According to the CDC, current cigarette smoking is significantly higher among adults with a disability (19%) compared to adults without a disability (11%). The percentage of adults with disabilities using E-cigarettes is also higher (8%) compared to adults without disabilities (3.9%). Adolescents with disabilities are also consistently more likely to smoke cigarettes compared with their nondisabled peers (Senders et al., 2020) .                           

Access to tobacco prevention and cessation programs and public information campaigns can significantly improve the health and wellness of people, including those with disabilities. It’s especially important to provide inclusive programs aimed to provide equal access to people who might otherwise be excluded or marginalized. This includes those having physical or intellectual disabilities or belonging to other minority groups.

Strategies for Tobacco Avoidance and Cessation

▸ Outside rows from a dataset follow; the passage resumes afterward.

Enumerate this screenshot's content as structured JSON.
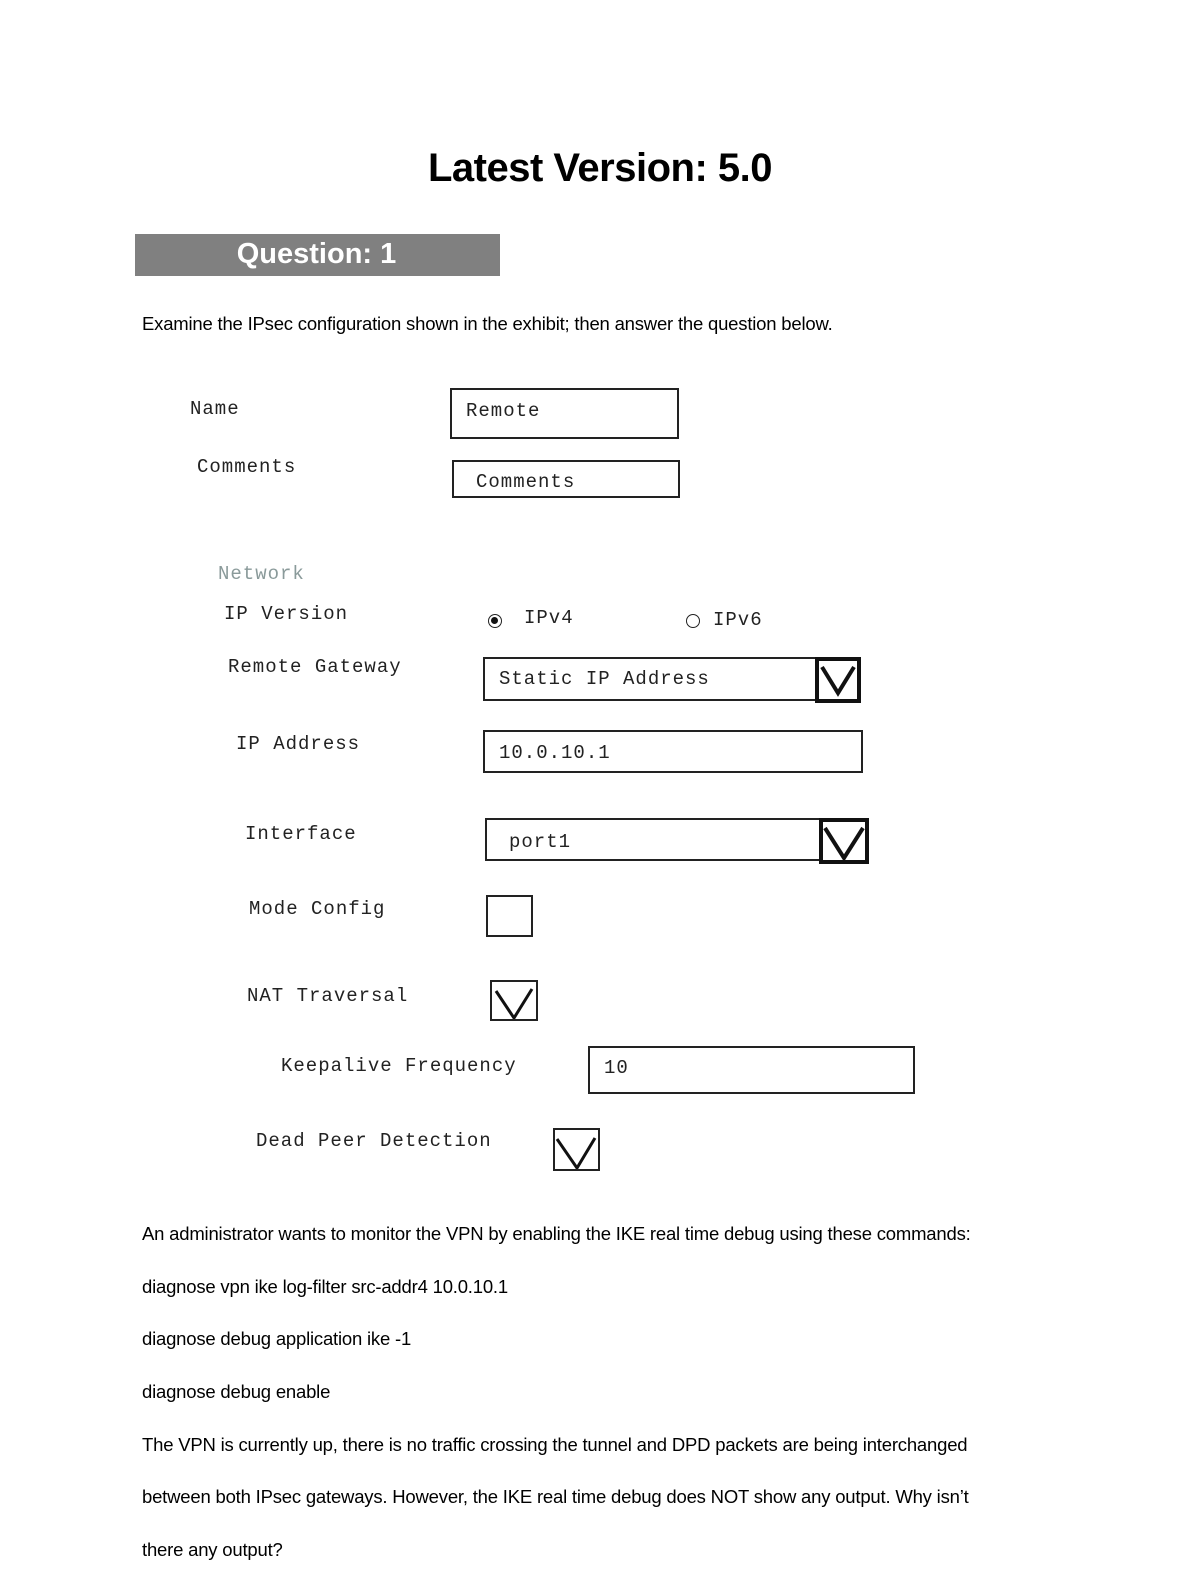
{
  "header": {
    "title": "Latest Version: 5.0",
    "question_label": "Question: 1"
  },
  "intro": "Examine the IPsec configuration shown in the exhibit; then answer the question below.",
  "exhibit": {
    "name": {
      "label": "Name",
      "value": "Remote"
    },
    "comments": {
      "label": "Comments",
      "placeholder": "Comments"
    },
    "network_section": "Network",
    "ip_version": {
      "label": "IP Version",
      "options": [
        {
          "label": "IPv4",
          "selected": true
        },
        {
          "label": "IPv6",
          "selected": false
        }
      ]
    },
    "remote_gateway": {
      "label": "Remote Gateway",
      "value": "Static IP Address"
    },
    "ip_address": {
      "label": "IP Address",
      "value": "10.0.10.1"
    },
    "interface": {
      "label": "Interface",
      "value": "port1"
    },
    "mode_config": {
      "label": "Mode Config",
      "checked": false
    },
    "nat_traversal": {
      "label": "NAT Traversal",
      "checked": true
    },
    "keepalive": {
      "label": "Keepalive Frequency",
      "value": "10"
    },
    "dpd": {
      "label": "Dead Peer Detection",
      "checked": true
    }
  },
  "question": {
    "lines": [
      "An administrator wants to monitor the VPN by enabling the IKE real time debug using these commands:",
      "diagnose vpn ike log-filter src-addr4 10.0.10.1",
      "diagnose debug application ike -1",
      "diagnose debug enable",
      "The VPN is currently up, there is no traffic crossing the tunnel and DPD packets are being interchanged",
      "between both IPsec gateways. However, the IKE real time debug does NOT show any output. Why isn’t",
      "there any output?"
    ]
  }
}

Quitting smoking is important for many reasons. It improves quality of life, reduces the risk of many smoking-related diseases and can add up to 10 years to life expectancy.

Public health organizations promoting health and wellness must prioritize access to resources, education and programs that will lead people with disabilities to engage in positive healthy behaviors related to a smoke-free life. The graphic below highlights strategies for avoiding – and quitting – tobacco.

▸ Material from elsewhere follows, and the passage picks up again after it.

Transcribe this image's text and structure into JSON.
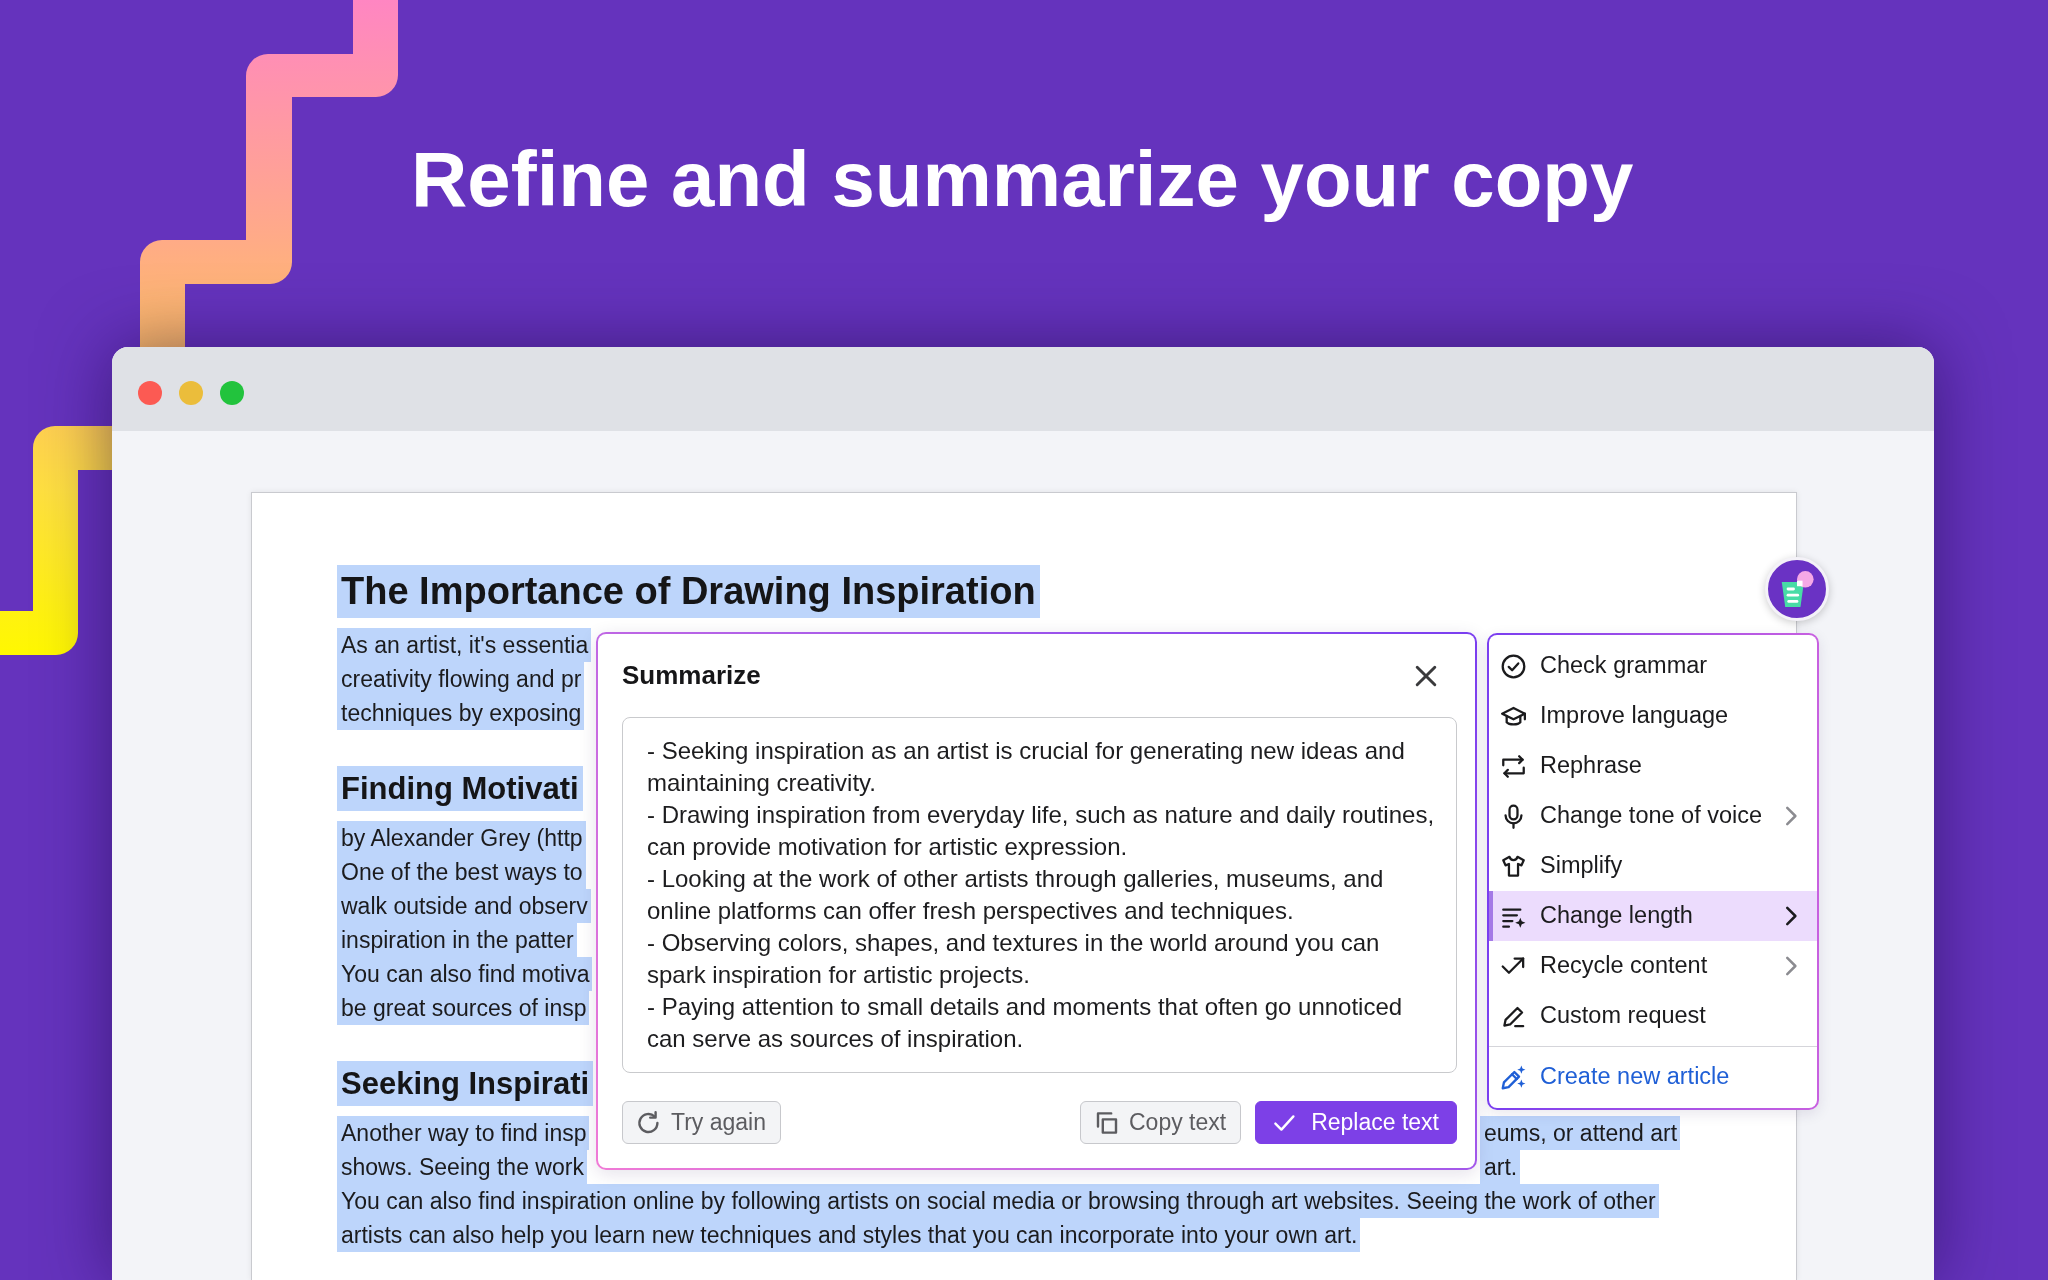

An infographic with the NCHPAD logo, Special Olympics Health logo, and CDC logo at the top with the following text below it: Stay Smoke-Free and Take Control of Your Health Today Choose Health, Avoid Tobacco and secondhand smoke. Why Tobacco avoidance is important. Staying tobacco free helps you breathe better. Tobacco use affects your lungs, heart, bones, teeth, and causes cancer. Tobacco use is an expensive habit – Save money and use it on things that help you live healthy. Breathing in secondhand smoke is also harmful to your health. What is Secondhand Smoke? Smoke from a cigarette or tobacco product Smoke breathed out by a smoker. Avoid Tobacco in All Forms Avoid cigarettes, e-cigarettes, vaping, chew, and all tobacco products. Almost 30% of individuals with intellectual and developmental disabilities are affected by secondhand smoke. How to avoid secondhand smoke? Decide to have a smoke free home and car. Choose to go to places that are smoke-free or leave the room. Say “I want to stay healthy and fresh air helps me stay strong” so you can stop smoking or go elsewhere. Call a friend and join them to do something outside. Support friends and family as they quit smoking. Choose Health, Not Tobacco Here are things I can choose to do: If I do not use tobacco, I choose not to start. If I smoke, I will ask to my doctor to help me quit. If I chew tobacco, I will ask my doctor to help me quit. If I smoke or chew tobacco, I will ask my friends and family to support me to quit. If you avoid tobacco, you can… Live a long and healthy life. Stay active with a positive mind.